WHAT TO WORK ON.
A complete and exact copy of the entries below is the expected result.

DATA TO PROCESS.
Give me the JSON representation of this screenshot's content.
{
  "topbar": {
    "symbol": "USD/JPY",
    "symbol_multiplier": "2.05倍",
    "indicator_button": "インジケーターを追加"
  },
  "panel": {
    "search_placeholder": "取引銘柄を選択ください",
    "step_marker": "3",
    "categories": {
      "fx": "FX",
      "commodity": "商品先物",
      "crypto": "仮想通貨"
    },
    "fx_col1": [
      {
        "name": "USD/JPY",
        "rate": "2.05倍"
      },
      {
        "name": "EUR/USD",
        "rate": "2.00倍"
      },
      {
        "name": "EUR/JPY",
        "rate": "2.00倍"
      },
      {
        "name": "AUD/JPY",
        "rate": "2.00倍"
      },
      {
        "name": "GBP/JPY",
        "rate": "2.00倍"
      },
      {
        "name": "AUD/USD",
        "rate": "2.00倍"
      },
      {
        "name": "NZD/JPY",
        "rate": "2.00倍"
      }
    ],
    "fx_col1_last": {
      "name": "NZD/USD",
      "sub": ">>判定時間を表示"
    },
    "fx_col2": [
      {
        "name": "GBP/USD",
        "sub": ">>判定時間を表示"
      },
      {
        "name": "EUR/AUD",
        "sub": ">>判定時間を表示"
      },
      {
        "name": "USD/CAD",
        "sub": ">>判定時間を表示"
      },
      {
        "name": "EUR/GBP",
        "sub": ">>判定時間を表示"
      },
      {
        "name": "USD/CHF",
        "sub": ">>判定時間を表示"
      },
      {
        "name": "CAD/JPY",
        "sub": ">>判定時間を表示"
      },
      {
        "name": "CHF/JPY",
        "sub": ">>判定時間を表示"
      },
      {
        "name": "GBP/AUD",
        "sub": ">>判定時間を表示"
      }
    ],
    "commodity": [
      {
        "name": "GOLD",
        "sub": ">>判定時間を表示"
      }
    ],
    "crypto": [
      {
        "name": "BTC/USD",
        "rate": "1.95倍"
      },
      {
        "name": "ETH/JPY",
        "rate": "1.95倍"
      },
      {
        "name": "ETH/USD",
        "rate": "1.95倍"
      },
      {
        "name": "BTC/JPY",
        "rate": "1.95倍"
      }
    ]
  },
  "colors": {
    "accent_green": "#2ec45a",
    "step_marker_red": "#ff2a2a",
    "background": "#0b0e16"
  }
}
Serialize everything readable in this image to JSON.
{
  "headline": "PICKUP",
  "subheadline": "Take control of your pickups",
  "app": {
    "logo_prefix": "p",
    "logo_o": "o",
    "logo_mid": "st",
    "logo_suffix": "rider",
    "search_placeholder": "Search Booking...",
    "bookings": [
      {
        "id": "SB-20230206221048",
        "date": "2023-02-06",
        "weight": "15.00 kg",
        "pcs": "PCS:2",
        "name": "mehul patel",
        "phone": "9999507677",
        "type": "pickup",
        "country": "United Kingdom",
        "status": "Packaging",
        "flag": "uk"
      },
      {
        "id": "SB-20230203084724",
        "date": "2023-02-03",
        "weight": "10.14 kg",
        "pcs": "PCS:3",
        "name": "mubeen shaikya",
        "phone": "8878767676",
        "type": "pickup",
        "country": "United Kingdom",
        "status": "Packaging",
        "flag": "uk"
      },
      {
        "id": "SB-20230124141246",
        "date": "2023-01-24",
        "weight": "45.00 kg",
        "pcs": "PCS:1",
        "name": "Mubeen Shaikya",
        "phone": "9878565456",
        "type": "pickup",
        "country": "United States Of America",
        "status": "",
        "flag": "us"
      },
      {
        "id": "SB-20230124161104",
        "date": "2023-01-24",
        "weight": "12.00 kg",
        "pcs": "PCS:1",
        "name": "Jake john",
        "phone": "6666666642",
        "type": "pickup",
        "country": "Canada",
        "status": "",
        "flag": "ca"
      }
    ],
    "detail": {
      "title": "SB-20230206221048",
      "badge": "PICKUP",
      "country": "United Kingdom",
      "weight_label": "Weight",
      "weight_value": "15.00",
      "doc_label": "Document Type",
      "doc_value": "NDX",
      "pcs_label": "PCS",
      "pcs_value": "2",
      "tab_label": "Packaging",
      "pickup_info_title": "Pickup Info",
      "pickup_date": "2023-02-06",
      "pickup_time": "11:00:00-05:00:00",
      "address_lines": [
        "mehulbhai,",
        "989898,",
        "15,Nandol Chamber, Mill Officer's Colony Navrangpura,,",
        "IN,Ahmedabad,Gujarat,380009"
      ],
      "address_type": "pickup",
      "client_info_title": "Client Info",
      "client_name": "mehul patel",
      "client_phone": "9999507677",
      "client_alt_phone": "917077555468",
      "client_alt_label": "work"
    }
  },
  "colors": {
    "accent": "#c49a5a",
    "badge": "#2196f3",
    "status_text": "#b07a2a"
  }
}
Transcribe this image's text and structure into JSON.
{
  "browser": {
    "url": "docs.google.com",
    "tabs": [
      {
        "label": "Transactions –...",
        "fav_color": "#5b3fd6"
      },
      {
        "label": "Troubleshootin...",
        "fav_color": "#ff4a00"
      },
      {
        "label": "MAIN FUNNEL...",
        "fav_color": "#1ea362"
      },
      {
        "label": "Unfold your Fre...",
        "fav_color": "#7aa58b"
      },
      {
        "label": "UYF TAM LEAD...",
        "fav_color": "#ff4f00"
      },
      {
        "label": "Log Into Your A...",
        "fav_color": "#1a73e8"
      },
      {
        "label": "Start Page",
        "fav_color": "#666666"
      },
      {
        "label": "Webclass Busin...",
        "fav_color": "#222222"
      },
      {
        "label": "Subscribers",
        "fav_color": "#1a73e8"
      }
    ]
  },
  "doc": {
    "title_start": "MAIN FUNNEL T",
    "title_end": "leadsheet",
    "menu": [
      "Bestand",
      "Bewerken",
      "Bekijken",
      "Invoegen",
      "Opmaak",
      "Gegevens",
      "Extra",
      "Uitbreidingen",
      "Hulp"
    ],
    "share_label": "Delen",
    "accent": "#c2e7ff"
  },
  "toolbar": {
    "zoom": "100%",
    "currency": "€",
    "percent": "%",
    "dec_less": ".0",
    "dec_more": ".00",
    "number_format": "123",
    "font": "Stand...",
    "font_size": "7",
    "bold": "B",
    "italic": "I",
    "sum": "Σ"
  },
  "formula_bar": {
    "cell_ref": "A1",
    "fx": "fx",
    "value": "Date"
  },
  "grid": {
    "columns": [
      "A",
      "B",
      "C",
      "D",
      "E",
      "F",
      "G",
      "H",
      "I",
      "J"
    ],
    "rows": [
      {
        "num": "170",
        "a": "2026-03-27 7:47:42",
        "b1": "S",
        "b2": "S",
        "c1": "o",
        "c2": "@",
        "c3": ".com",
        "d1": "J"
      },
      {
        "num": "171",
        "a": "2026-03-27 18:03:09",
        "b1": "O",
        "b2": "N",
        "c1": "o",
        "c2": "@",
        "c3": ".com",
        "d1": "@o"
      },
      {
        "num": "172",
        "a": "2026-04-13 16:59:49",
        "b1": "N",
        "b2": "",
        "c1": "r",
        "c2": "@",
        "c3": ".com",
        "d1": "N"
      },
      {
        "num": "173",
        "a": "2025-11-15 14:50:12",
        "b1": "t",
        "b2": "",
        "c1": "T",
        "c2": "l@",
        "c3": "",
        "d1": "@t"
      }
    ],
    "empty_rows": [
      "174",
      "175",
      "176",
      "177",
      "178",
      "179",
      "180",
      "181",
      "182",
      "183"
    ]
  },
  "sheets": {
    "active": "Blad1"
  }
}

TASK OUTPUT.
Give me the JSON representation of this screenshot's content.
{
  "topbar": {
    "symbol": "USD/JPY",
    "symbol_multiplier": "2.05倍",
    "indicator_button": "インジケーターを追加"
  },
  "panel": {
    "search_placeholder": "取引銘柄を選択ください",
    "step_marker": "3",
    "categories": {
      "fx": "FX",
      "commodity": "商品先物",
      "crypto": "仮想通貨"
    },
    "fx_col1": [
      {
        "name": "USD/JPY",
        "rate": "2.05倍"
      },
      {
        "name": "EUR/USD",
        "rate": "2.00倍"
      },
      {
        "name": "EUR/JPY",
        "rate": "2.00倍"
      },
      {
        "name": "AUD/JPY",
        "rate": "2.00倍"
      },
      {
        "name": "GBP/JPY",
        "rate": "2.00倍"
      },
      {
        "name": "AUD/USD",
        "rate": "2.00倍"
      },
      {
        "name": "NZD/JPY",
        "rate": "2.00倍"
      }
    ],
    "fx_col1_last": {
      "name": "NZD/USD",
      "sub": ">>判定時間を表示"
    },
    "fx_col2": [
      {
        "name": "GBP/USD",
        "sub": ">>判定時間を表示"
      },
      {
        "name": "EUR/AUD",
        "sub": ">>判定時間を表示"
      },
      {
        "name": "USD/CAD",
        "sub": ">>判定時間を表示"
      },
      {
        "name": "EUR/GBP",
        "sub": ">>判定時間を表示"
      },
      {
        "name": "USD/CHF",
        "sub": ">>判定時間を表示"
      },
      {
        "name": "CAD/JPY",
        "sub": ">>判定時間を表示"
      },
      {
        "name": "CHF/JPY",
        "sub": ">>判定時間を表示"
      },
      {
        "name": "GBP/AUD",
        "sub": ">>判定時間を表示"
      }
    ],
    "commodity": [
      {
        "name": "GOLD",
        "sub": ">>判定時間を表示"
      }
    ],
    "crypto": [
      {
        "name": "BTC/USD",
        "rate": "1.95倍"
      },
      {
        "name": "ETH/JPY",
        "rate": "1.95倍"
      },
      {
        "name": "ETH/USD",
        "rate": "1.95倍"
      },
      {
        "name": "BTC/JPY",
        "rate": "1.95倍"
      }
    ]
  },
  "colors": {
    "accent_green": "#2ec45a",
    "step_marker_red": "#ff2a2a",
    "background": "#0b0e16"
  }
}
Serialize everything readable in this image to JSON.
{
  "headline": "PICKUP",
  "subheadline": "Take control of your pickups",
  "app": {
    "logo_prefix": "p",
    "logo_o": "o",
    "logo_mid": "st",
    "logo_suffix": "rider",
    "search_placeholder": "Search Booking...",
    "bookings": [
      {
        "id": "SB-20230206221048",
        "date": "2023-02-06",
        "weight": "15.00 kg",
        "pcs": "PCS:2",
        "name": "mehul patel",
        "phone": "9999507677",
        "type": "pickup",
        "country": "United Kingdom",
        "status": "Packaging",
        "flag": "uk"
      },
      {
        "id": "SB-20230203084724",
        "date": "2023-02-03",
        "weight": "10.14 kg",
        "pcs": "PCS:3",
        "name": "mubeen shaikya",
        "phone": "8878767676",
        "type": "pickup",
        "country": "United Kingdom",
        "status": "Packaging",
        "flag": "uk"
      },
      {
        "id": "SB-20230124141246",
        "date": "2023-01-24",
        "weight": "45.00 kg",
        "pcs": "PCS:1",
        "name": "Mubeen Shaikya",
        "phone": "9878565456",
        "type": "pickup",
        "country": "United States Of America",
        "status": "",
        "flag": "us"
      },
      {
        "id": "SB-20230124161104",
        "date": "2023-01-24",
        "weight": "12.00 kg",
        "pcs": "PCS:1",
        "name": "Jake john",
        "phone": "6666666642",
        "type": "pickup",
        "country": "Canada",
        "status": "",
        "flag": "ca"
      }
    ],
    "detail": {
      "title": "SB-20230206221048",
      "badge": "PICKUP",
      "country": "United Kingdom",
      "weight_label": "Weight",
      "weight_value": "15.00",
      "doc_label": "Document Type",
      "doc_value": "NDX",
      "pcs_label": "PCS",
      "pcs_value": "2",
      "tab_label": "Packaging",
      "pickup_info_title": "Pickup Info",
      "pickup_date": "2023-02-06",
      "pickup_time": "11:00:00-05:00:00",
      "address_lines": [
        "mehulbhai,",
        "989898,",
        "15,Nandol Chamber, Mill Officer's Colony Navrangpura,,",
        "IN,Ahmedabad,Gujarat,380009"
      ],
      "address_type": "pickup",
      "client_info_title": "Client Info",
      "client_name": "mehul patel",
      "client_phone": "9999507677",
      "client_alt_phone": "917077555468",
      "client_alt_label": "work"
    }
  },
  "colors": {
    "accent": "#c49a5a",
    "badge": "#2196f3",
    "status_text": "#b07a2a"
  }
}
Transcribe this image's text and structure into JSON.
{
  "browser": {
    "url": "docs.google.com",
    "tabs": [
      {
        "label": "Transactions –...",
        "fav_color": "#5b3fd6"
      },
      {
        "label": "Troubleshootin...",
        "fav_color": "#ff4a00"
      },
      {
        "label": "MAIN FUNNEL...",
        "fav_color": "#1ea362"
      },
      {
        "label": "Unfold your Fre...",
        "fav_color": "#7aa58b"
      },
      {
        "label": "UYF TAM LEAD...",
        "fav_color": "#ff4f00"
      },
      {
        "label": "Log Into Your A...",
        "fav_color": "#1a73e8"
      },
      {
        "label": "Start Page",
        "fav_color": "#666666"
      },
      {
        "label": "Webclass Busin...",
        "fav_color": "#222222"
      },
      {
        "label": "Subscribers",
        "fav_color": "#1a73e8"
      }
    ]
  },
  "doc": {
    "title_start": "MAIN FUNNEL T",
    "title_end": "leadsheet",
    "menu": [
      "Bestand",
      "Bewerken",
      "Bekijken",
      "Invoegen",
      "Opmaak",
      "Gegevens",
      "Extra",
      "Uitbreidingen",
      "Hulp"
    ],
    "share_label": "Delen",
    "accent": "#c2e7ff"
  },
  "toolbar": {
    "zoom": "100%",
    "currency": "€",
    "percent": "%",
    "dec_less": ".0",
    "dec_more": ".00",
    "number_format": "123",
    "font": "Stand...",
    "font_size": "7",
    "bold": "B",
    "italic": "I",
    "sum": "Σ"
  },
  "formula_bar": {
    "cell_ref": "A1",
    "fx": "fx",
    "value": "Date"
  },
  "grid": {
    "columns": [
      "A",
      "B",
      "C",
      "D",
      "E",
      "F",
      "G",
      "H",
      "I",
      "J"
    ],
    "rows": [
      {
        "num": "170",
        "a": "2026-03-27 7:47:42",
        "b1": "S",
        "b2": "S",
        "c1": "o",
        "c2": "@",
        "c3": ".com",
        "d1": "J"
      },
      {
        "num": "171",
        "a": "2026-03-27 18:03:09",
        "b1": "O",
        "b2": "N",
        "c1": "o",
        "c2": "@",
        "c3": ".com",
        "d1": "@o"
      },
      {
        "num": "172",
        "a": "2026-04-13 16:59:49",
        "b1": "N",
        "b2": "",
        "c1": "r",
        "c2": "@",
        "c3": ".com",
        "d1": "N"
      },
      {
        "num": "173",
        "a": "2025-11-15 14:50:12",
        "b1": "t",
        "b2": "",
        "c1": "T",
        "c2": "l@",
        "c3": "",
        "d1": "@t"
      }
    ],
    "empty_rows": [
      "174",
      "175",
      "176",
      "177",
      "178",
      "179",
      "180",
      "181",
      "182",
      "183"
    ]
  },
  "sheets": {
    "active": "Blad1"
  }
}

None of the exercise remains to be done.